ANNAPOLIS - When March on Maryland, Anne Arundel County Indivisible, and the Caucus of African American Leaders (CAAL) sought to organize a candlelight vigil for victims of last Fall's mass shooting in Las Vegas and to raise funds for a victim from Annapolis, the groups were unconstitutionally blocked from doing so on Lawyers' Mall by the Department of General Services (DGS), citing rules prohibiting solicitation on state grounds. Now, the American Civil Liberties Union (ACLU) of Maryland has informed the state of the group's intent to file suit if the rule is not immediately suspended, noting that numerous groups have already planned demonstrations during the 2018 General Assembly session and the state has refused to reform this regulation in the past, despite warnings about its illegality. 


"The right to solicit support for just causes should not be infringed upon by the state of Maryland," Carl Snowden, Convenor of the Caucus of African American Leaders. "We join with other progressive groups in demanding that the state eliminate this unconstitutional rule."


Constitutional speech protections are at their highest in areas that the public historically and traditionally has used to engage in the sharing of ideas and information. Graced by a statue of constitutional hero Thurgood Marshall, Lawyers' Mall historically has served as an open forum for public use in statehouse demonstrations, protests and gatherings, and thus is clearly a "traditional public forum" that allows the broadest free expression.  Furthermore, the Supreme Court long ago ruled that political soliciting and solicitation of monetary donations constitute protected speech under the First Amendment.  Yet both are prohibited by the DGS rule.


"It is an egregious affront to the Constitution for the state to block Marylanders from exercising their First Amendment rights on the grounds of Maryland's quintessential site for vigils, rallies, and demonstrations, right there in Thurgood Marshall's shadow," said Deborah Jeon, Legal Director for the ACLU of Maryland. "We are asking the State to immediately suspend this unconstitutional regulation, to ensure that the First Amendment freedoms of all groups organizing on Lawyers' Mall during the 2018 legislative session are protected." 

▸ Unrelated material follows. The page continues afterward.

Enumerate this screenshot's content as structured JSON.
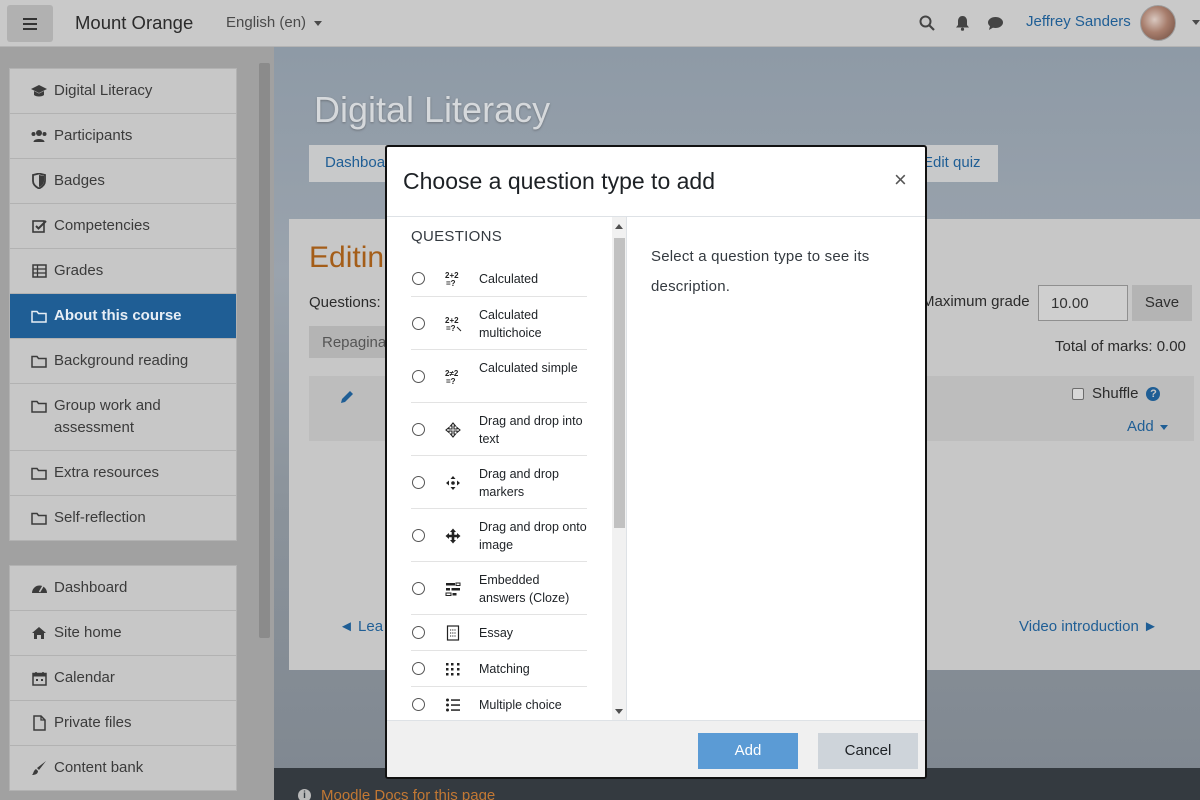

In 2011, the ACLU advised DGS and its attorneys that the soliciting ban was unconstitutional as applied to a public area like Lawyers' Mall. Del. Peter Hammen (then the Chairman of the House Health and Government Operations Committee) asked the General Assembly's chief counsel to convene and chair a workgroup to review the regulations regarding expressive conduct on State-owned properties. The ACLU's David Rocah was asked to participate in the workgroup and at their request produced a comprehensive review of Maryland state regulations governing speech rights on public properties, including the DGS soliciting ban. But despite Rocah's advice that the DGS rule violated the First Amendment and should be changed, DGS failed to take any action to amend the regulation at that time, or in the years since.